PROBLEM TO WORK ON
Could you print every record below exactly as it appears?

PROVIDED RECORDS
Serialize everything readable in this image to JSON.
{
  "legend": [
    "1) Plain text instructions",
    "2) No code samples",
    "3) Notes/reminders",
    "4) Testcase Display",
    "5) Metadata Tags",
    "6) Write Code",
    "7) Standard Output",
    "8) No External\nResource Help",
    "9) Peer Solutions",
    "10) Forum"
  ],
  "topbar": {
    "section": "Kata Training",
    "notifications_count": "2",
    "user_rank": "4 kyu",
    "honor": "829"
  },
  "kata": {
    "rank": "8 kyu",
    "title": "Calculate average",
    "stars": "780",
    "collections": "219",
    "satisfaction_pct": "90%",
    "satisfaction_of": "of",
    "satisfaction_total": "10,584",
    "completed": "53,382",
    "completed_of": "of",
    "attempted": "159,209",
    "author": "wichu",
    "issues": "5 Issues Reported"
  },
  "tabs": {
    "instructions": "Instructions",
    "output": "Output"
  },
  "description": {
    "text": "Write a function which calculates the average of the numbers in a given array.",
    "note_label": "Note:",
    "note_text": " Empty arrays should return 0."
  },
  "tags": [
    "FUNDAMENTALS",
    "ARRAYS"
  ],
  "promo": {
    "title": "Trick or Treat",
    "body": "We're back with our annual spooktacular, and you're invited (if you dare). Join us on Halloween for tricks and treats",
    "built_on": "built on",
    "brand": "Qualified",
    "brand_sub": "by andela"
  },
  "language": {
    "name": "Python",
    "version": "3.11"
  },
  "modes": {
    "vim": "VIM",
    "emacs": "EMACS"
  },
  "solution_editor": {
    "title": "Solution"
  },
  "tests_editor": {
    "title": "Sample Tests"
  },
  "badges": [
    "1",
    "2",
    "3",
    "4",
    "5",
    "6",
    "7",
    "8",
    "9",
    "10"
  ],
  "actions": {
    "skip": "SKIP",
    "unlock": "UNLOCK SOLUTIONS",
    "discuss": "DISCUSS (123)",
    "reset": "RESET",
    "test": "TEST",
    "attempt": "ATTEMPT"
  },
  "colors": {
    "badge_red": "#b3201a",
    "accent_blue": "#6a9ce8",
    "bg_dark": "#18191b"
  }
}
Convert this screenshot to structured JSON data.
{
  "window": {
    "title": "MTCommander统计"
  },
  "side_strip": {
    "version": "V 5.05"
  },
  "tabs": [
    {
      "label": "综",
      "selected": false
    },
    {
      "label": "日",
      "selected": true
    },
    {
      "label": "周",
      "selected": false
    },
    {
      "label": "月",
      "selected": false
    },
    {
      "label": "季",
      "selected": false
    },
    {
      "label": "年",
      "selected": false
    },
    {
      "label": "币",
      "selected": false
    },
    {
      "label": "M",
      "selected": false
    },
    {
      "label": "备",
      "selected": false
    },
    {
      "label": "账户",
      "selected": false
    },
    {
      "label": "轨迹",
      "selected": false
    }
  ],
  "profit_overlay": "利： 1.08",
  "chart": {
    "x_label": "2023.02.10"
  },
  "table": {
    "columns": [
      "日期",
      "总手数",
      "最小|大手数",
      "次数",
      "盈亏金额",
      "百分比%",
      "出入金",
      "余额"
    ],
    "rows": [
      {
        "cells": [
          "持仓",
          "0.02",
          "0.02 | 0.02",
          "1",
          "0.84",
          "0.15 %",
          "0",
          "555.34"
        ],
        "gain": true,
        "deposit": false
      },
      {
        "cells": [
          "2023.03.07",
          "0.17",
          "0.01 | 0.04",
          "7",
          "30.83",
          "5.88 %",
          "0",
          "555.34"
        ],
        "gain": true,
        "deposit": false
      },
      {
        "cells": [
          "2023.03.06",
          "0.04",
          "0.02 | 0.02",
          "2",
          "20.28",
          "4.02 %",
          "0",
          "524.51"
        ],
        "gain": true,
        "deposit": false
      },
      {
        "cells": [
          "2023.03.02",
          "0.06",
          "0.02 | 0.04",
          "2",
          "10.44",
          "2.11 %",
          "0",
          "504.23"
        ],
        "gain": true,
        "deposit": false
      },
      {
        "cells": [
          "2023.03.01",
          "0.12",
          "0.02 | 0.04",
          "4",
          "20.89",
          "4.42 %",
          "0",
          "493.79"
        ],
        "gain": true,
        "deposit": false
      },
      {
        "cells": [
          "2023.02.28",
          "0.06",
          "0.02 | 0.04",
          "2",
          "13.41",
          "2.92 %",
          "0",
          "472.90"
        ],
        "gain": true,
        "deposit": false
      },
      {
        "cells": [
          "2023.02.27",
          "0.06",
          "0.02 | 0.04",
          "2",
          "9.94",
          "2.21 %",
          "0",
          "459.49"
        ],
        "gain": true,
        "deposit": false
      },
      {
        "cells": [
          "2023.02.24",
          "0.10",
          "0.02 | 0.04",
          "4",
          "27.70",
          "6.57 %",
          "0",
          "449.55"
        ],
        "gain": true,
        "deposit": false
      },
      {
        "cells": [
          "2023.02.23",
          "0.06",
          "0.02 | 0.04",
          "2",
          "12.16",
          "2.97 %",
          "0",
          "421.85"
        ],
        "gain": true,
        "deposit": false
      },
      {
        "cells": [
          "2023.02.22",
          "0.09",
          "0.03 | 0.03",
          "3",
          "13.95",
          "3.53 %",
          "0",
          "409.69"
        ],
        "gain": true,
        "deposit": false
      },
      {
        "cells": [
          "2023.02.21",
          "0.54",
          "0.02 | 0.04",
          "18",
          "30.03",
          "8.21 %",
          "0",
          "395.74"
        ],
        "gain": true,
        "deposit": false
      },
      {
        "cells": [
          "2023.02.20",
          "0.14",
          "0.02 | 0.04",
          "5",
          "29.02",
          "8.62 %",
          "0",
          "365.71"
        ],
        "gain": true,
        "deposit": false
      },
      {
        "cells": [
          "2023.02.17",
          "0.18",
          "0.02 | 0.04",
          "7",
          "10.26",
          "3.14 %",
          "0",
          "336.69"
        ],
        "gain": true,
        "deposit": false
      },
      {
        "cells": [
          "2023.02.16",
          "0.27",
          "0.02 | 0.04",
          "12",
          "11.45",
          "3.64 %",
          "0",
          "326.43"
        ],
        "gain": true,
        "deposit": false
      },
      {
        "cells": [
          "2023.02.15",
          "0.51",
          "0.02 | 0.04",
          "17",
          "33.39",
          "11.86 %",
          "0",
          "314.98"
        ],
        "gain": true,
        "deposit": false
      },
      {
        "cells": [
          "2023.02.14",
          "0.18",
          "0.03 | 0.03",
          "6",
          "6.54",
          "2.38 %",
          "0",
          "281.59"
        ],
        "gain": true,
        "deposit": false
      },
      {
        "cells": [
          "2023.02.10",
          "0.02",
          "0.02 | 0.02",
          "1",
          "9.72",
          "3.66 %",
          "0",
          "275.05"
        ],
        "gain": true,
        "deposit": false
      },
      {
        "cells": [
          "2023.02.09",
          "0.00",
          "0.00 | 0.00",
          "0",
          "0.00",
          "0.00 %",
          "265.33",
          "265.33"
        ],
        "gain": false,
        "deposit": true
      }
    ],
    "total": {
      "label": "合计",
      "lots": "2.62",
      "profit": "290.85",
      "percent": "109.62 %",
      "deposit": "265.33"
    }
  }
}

YOUR SOLUTION
Serialize everything readable in this image to JSON.
{
  "legend": [
    "1) Plain text instructions",
    "2) No code samples",
    "3) Notes/reminders",
    "4) Testcase Display",
    "5) Metadata Tags",
    "6) Write Code",
    "7) Standard Output",
    "8) No External\nResource Help",
    "9) Peer Solutions",
    "10) Forum"
  ],
  "topbar": {
    "section": "Kata Training",
    "notifications_count": "2",
    "user_rank": "4 kyu",
    "honor": "829"
  },
  "kata": {
    "rank": "8 kyu",
    "title": "Calculate average",
    "stars": "780",
    "collections": "219",
    "satisfaction_pct": "90%",
    "satisfaction_of": "of",
    "satisfaction_total": "10,584",
    "completed": "53,382",
    "completed_of": "of",
    "attempted": "159,209",
    "author": "wichu",
    "issues": "5 Issues Reported"
  },
  "tabs": {
    "instructions": "Instructions",
    "output": "Output"
  },
  "description": {
    "text": "Write a function which calculates the average of the numbers in a given array.",
    "note_label": "Note:",
    "note_text": " Empty arrays should return 0."
  },
  "tags": [
    "FUNDAMENTALS",
    "ARRAYS"
  ],
  "promo": {
    "title": "Trick or Treat",
    "body": "We're back with our annual spooktacular, and you're invited (if you dare). Join us on Halloween for tricks and treats",
    "built_on": "built on",
    "brand": "Qualified",
    "brand_sub": "by andela"
  },
  "language": {
    "name": "Python",
    "version": "3.11"
  },
  "modes": {
    "vim": "VIM",
    "emacs": "EMACS"
  },
  "solution_editor": {
    "title": "Solution"
  },
  "tests_editor": {
    "title": "Sample Tests"
  },
  "badges": [
    "1",
    "2",
    "3",
    "4",
    "5",
    "6",
    "7",
    "8",
    "9",
    "10"
  ],
  "actions": {
    "skip": "SKIP",
    "unlock": "UNLOCK SOLUTIONS",
    "discuss": "DISCUSS (123)",
    "reset": "RESET",
    "test": "TEST",
    "attempt": "ATTEMPT"
  },
  "colors": {
    "badge_red": "#b3201a",
    "accent_blue": "#6a9ce8",
    "bg_dark": "#18191b"
  }
}
Convert this screenshot to structured JSON data.
{
  "window": {
    "title": "MTCommander统计"
  },
  "side_strip": {
    "version": "V 5.05"
  },
  "tabs": [
    {
      "label": "综",
      "selected": false
    },
    {
      "label": "日",
      "selected": true
    },
    {
      "label": "周",
      "selected": false
    },
    {
      "label": "月",
      "selected": false
    },
    {
      "label": "季",
      "selected": false
    },
    {
      "label": "年",
      "selected": false
    },
    {
      "label": "币",
      "selected": false
    },
    {
      "label": "M",
      "selected": false
    },
    {
      "label": "备",
      "selected": false
    },
    {
      "label": "账户",
      "selected": false
    },
    {
      "label": "轨迹",
      "selected": false
    }
  ],
  "profit_overlay": "利： 1.08",
  "chart": {
    "x_label": "2023.02.10"
  },
  "table": {
    "columns": [
      "日期",
      "总手数",
      "最小|大手数",
      "次数",
      "盈亏金额",
      "百分比%",
      "出入金",
      "余额"
    ],
    "rows": [
      {
        "cells": [
          "持仓",
          "0.02",
          "0.02 | 0.02",
          "1",
          "0.84",
          "0.15 %",
          "0",
          "555.34"
        ],
        "gain": true,
        "deposit": false
      },
      {
        "cells": [
          "2023.03.07",
          "0.17",
          "0.01 | 0.04",
          "7",
          "30.83",
          "5.88 %",
          "0",
          "555.34"
        ],
        "gain": true,
        "deposit": false
      },
      {
        "cells": [
          "2023.03.06",
          "0.04",
          "0.02 | 0.02",
          "2",
          "20.28",
          "4.02 %",
          "0",
          "524.51"
        ],
        "gain": true,
        "deposit": false
      },
      {
        "cells": [
          "2023.03.02",
          "0.06",
          "0.02 | 0.04",
          "2",
          "10.44",
          "2.11 %",
          "0",
          "504.23"
        ],
        "gain": true,
        "deposit": false
      },
      {
        "cells": [
          "2023.03.01",
          "0.12",
          "0.02 | 0.04",
          "4",
          "20.89",
          "4.42 %",
          "0",
          "493.79"
        ],
        "gain": true,
        "deposit": false
      },
      {
        "cells": [
          "2023.02.28",
          "0.06",
          "0.02 | 0.04",
          "2",
          "13.41",
          "2.92 %",
          "0",
          "472.90"
        ],
        "gain": true,
        "deposit": false
      },
      {
        "cells": [
          "2023.02.27",
          "0.06",
          "0.02 | 0.04",
          "2",
          "9.94",
          "2.21 %",
          "0",
          "459.49"
        ],
        "gain": true,
        "deposit": false
      },
      {
        "cells": [
          "2023.02.24",
          "0.10",
          "0.02 | 0.04",
          "4",
          "27.70",
          "6.57 %",
          "0",
          "449.55"
        ],
        "gain": true,
        "deposit": false
      },
      {
        "cells": [
          "2023.02.23",
          "0.06",
          "0.02 | 0.04",
          "2",
          "12.16",
          "2.97 %",
          "0",
          "421.85"
        ],
        "gain": true,
        "deposit": false
      },
      {
        "cells": [
          "2023.02.22",
          "0.09",
          "0.03 | 0.03",
          "3",
          "13.95",
          "3.53 %",
          "0",
          "409.69"
        ],
        "gain": true,
        "deposit": false
      },
      {
        "cells": [
          "2023.02.21",
          "0.54",
          "0.02 | 0.04",
          "18",
          "30.03",
          "8.21 %",
          "0",
          "395.74"
        ],
        "gain": true,
        "deposit": false
      },
      {
        "cells": [
          "2023.02.20",
          "0.14",
          "0.02 | 0.04",
          "5",
          "29.02",
          "8.62 %",
          "0",
          "365.71"
        ],
        "gain": true,
        "deposit": false
      },
      {
        "cells": [
          "2023.02.17",
          "0.18",
          "0.02 | 0.04",
          "7",
          "10.26",
          "3.14 %",
          "0",
          "336.69"
        ],
        "gain": true,
        "deposit": false
      },
      {
        "cells": [
          "2023.02.16",
          "0.27",
          "0.02 | 0.04",
          "12",
          "11.45",
          "3.64 %",
          "0",
          "326.43"
        ],
        "gain": true,
        "deposit": false
      },
      {
        "cells": [
          "2023.02.15",
          "0.51",
          "0.02 | 0.04",
          "17",
          "33.39",
          "11.86 %",
          "0",
          "314.98"
        ],
        "gain": true,
        "deposit": false
      },
      {
        "cells": [
          "2023.02.14",
          "0.18",
          "0.03 | 0.03",
          "6",
          "6.54",
          "2.38 %",
          "0",
          "281.59"
        ],
        "gain": true,
        "deposit": false
      },
      {
        "cells": [
          "2023.02.10",
          "0.02",
          "0.02 | 0.02",
          "1",
          "9.72",
          "3.66 %",
          "0",
          "275.05"
        ],
        "gain": true,
        "deposit": false
      },
      {
        "cells": [
          "2023.02.09",
          "0.00",
          "0.00 | 0.00",
          "0",
          "0.00",
          "0.00 %",
          "265.33",
          "265.33"
        ],
        "gain": false,
        "deposit": true
      }
    ],
    "total": {
      "label": "合计",
      "lots": "2.62",
      "profit": "290.85",
      "percent": "109.62 %",
      "deposit": "265.33"
    }
  }
}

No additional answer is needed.